News – HCEF
Publisher: Zenit

Urges Egypt to Foster Co-existence

Religions can and should be a factor of peace, Benedict XVI is affirming.

The Pope said this today when he received the letters of credence from the new Egyptian ambassador to the Holy See, Lamia Aly Hamada Mekhemar.

"Unfortunately, religion can be misunderstood and used to provoke violence and death," the Holy Father noted. To avoid this, it is necessary to promote "respect of the sensitivity and history of each country and every human and religious community" through "multilateral consultations and meetings."

But before all, he added, there is a need for "a genuine desire to seek the peace that will promote the reconciliation of peoples and peaceful co-existence among everyone."

"This is what the Holy See asks, and knows that this is also the desire of Egypt," affirmed the Bishop of Rome. He praised "the efforts carried out by Egypt and its government officials to gradually reach this noble objective."

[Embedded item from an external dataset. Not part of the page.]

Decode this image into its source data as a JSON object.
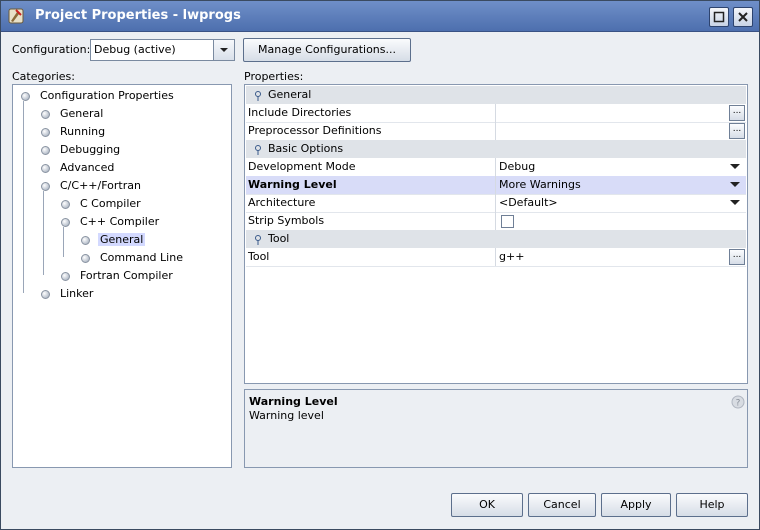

He added: "Egypt is in the vanguard in the search for bridges between peoples and religions. Such relationships are certainly based on a profound mutual respect of our proper identities, but also and above all, on a genuine desire to promote unity and peace, both within national borders and within international spaces."

Benedict XVI affirmed that Egypt "has always been known as a land of welcome for innumerable refugees, Muslims and Christians, who have sought security and peace in your land. May this noble tradition continue for the well-being of everyone."


The Pope mentioned the regular meetings between the Pontifical Council for Interreligious Dialogue and the Al-Azhar Al Sharif university in Cairo. He said these meetings have contributed to "a reciprocal understanding and respect between Islam and Christianity."

This dialogue, he insisted, implies an "opportunity for the world, an opportunity offered by God that must be protected and lived in the best way possible."

"A long path has been traveled, and there is still a long way to go," the Pontiff suggested. "It is necessary to promote a deep mutual knowledge, which cannot be limited to the small circle of the dialogue forum, but rather should gradually be extended to all peoples, so that day after day, in cities and towns an attitude of mutual respect is developed."

The Holy Father took advantage of the occasion to greet Catholics in Egypt, who "though reduced in number, manifest the great diversity that exists in the bosom of our Church and the possibility of a harmonious coexistence among the great Eastern and Western Christian traditions."

He concluded with a word on behalf of tourists who visit Egypt and want to be able to practice their religion.

"I am convinced that soon there will be the opportunity to pray to God with adequate dignity in places of worship in the new attractions that have been developed in recent years," he said. "It would be a good sign that Egypt could give to the world, through the promotion of friendship and fraternal relations among religions and peoples, totally in accord with its ancient and noble tradition."